Hatch Mining Conference 2017 focuses on data and digitisation
Hatch Regional Director, Digital Mining Australasia, Jeanne Els.
Image cerdit: Hatch
A paradigm shift in the mining industry is being driven by the fourth industrial revolution (Industry 4.0) and the advent of the Internet of Things (IoT), which promotes connectivity, modularity and reuse of sensors, data, networks and platforms. Because of this, big data and analytics will play an increasingly important role in the industry’s future.
Speaking at the Hatch Intelligent Mining Conference 2017, held at the Indaba Hotel in Johannesburg recently, Jeanne Els, regional director: Digital Mining Australasia, said that only between 1% and 5% of the data generated by the mining industry is used for prediction and optimisation. “The bottom line is that there are tremendous opportunities to use data in the mining industry, and much of it is low-hanging fruit,” said Els.
Not all the correct data is being collected, and what is being collected is either not stored at all, or often not stored properly, making it difficult to extract and use for analytics.
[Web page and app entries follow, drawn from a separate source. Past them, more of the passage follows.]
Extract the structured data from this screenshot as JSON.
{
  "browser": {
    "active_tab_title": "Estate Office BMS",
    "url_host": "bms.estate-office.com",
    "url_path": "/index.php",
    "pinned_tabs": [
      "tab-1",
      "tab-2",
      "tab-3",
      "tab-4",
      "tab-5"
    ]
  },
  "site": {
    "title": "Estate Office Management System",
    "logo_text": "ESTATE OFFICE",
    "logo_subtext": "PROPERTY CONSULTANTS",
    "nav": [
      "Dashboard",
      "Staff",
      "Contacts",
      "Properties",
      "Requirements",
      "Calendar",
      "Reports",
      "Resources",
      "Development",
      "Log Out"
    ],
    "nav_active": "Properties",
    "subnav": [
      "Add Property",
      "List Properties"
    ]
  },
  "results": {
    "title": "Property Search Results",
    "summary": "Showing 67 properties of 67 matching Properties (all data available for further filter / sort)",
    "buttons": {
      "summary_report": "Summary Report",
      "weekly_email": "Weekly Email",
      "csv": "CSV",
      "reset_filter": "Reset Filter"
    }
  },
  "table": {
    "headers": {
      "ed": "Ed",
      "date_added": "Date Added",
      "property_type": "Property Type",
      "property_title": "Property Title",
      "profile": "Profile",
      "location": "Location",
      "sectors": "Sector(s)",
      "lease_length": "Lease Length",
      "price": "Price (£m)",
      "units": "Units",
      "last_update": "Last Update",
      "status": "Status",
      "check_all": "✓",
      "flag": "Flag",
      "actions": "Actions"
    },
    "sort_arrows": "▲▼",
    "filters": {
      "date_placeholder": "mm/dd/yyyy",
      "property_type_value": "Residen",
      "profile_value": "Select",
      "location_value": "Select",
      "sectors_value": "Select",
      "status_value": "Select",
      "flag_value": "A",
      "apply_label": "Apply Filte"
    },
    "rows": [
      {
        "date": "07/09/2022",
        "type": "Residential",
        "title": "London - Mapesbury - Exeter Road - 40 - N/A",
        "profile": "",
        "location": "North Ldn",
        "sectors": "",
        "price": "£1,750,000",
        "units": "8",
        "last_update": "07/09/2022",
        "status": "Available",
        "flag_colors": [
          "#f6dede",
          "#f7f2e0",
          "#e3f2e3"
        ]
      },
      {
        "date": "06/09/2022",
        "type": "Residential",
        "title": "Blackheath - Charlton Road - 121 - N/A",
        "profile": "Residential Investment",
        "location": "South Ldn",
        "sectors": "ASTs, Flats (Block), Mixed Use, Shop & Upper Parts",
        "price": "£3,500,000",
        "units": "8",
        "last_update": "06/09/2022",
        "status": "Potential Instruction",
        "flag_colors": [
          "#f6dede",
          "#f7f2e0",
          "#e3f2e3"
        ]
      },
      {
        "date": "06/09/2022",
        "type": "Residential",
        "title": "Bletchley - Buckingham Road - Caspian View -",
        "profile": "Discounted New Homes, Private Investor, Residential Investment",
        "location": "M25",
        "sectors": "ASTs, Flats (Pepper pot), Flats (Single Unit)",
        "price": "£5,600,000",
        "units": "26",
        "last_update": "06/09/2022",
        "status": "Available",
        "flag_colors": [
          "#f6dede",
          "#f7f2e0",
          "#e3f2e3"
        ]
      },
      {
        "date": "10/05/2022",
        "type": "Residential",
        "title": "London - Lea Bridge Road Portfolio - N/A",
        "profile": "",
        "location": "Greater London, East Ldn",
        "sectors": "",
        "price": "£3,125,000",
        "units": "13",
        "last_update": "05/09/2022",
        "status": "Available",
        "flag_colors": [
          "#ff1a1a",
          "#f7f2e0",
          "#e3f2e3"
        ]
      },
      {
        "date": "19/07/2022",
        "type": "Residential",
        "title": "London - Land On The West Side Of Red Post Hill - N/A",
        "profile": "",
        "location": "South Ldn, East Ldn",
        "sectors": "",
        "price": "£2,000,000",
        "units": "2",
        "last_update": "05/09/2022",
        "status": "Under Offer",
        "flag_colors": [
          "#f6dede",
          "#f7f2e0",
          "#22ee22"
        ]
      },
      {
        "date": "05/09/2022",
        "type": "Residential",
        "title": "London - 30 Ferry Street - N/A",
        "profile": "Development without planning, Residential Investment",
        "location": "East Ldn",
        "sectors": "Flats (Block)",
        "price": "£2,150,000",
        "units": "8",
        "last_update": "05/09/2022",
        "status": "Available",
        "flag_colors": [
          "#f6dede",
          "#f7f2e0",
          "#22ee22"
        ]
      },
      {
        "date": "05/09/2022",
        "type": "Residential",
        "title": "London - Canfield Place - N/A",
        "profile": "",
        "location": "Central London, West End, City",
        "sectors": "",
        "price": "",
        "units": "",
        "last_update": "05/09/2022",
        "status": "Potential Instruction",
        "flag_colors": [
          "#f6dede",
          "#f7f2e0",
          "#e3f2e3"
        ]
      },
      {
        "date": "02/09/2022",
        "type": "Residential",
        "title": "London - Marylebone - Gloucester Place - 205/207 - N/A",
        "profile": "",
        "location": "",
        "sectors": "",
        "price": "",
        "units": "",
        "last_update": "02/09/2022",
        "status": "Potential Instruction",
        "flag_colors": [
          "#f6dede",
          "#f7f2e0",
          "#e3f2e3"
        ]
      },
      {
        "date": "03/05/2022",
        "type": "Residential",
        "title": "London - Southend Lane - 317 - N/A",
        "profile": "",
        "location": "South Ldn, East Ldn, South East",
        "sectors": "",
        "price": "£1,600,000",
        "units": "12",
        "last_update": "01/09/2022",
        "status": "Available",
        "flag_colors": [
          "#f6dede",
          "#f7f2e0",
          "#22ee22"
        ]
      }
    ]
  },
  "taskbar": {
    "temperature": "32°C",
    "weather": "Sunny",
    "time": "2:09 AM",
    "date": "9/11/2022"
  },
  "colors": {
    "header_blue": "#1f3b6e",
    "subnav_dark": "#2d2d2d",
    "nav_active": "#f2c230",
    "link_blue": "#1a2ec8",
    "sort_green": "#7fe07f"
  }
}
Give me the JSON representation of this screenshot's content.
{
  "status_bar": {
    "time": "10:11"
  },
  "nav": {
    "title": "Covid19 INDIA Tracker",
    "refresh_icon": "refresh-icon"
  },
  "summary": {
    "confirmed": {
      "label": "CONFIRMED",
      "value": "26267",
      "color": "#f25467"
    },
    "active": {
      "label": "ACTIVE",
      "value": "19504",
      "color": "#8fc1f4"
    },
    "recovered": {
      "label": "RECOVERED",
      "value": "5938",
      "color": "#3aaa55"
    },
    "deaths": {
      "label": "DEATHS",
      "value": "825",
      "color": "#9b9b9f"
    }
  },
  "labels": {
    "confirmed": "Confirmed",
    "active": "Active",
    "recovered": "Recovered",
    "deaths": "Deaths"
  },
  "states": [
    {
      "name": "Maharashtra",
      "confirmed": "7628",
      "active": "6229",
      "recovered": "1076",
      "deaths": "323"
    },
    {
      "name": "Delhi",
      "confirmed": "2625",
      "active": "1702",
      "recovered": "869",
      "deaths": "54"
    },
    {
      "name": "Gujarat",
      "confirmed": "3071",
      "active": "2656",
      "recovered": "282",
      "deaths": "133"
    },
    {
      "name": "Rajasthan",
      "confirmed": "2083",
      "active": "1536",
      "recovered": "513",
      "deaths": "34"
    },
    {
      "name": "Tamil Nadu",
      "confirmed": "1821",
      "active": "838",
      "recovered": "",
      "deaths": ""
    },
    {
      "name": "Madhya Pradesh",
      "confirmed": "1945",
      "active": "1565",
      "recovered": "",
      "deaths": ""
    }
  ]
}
The lack of available real-time data also makes the actual decision-making process more challenging.
Advances in technology offer the mining industry the opportunity to develop sophisticated models to simulate processes and systems that can then be used for prediction of outcomes and optimisation. “Once this is done in real-time, you can close the loop and introduce automation,” Els added. “The aim is to transform mining from a people-intensive industry to an algorithm-based industry, to get to a place where we have codified processes and real-time information to make real-time decisions – that is really powerful.”
The first major benefits are decreased variability and increased predictability, meaning fewer unplanned events such as unforeseen stoppages, and resulting in better health and safety outcomes and improved productivity and efficiency. According to Els, this also unlocks innovative ways of doing business.
However, the biggest challenge for the mining industry is not technology, but rather being open to collaborative ecosystems and open platforms to drive such innovation. “What is required to apply digitisation in the mining industry, and to really exploit data, is not a small task. A single mining company cannot do it alone. We have to get to a place where we encourage different companies working together on open platforms to develop new applications, and new types of sensors, for example, that will ultimately unlock this kind of value for the entire industry,” Els concluded.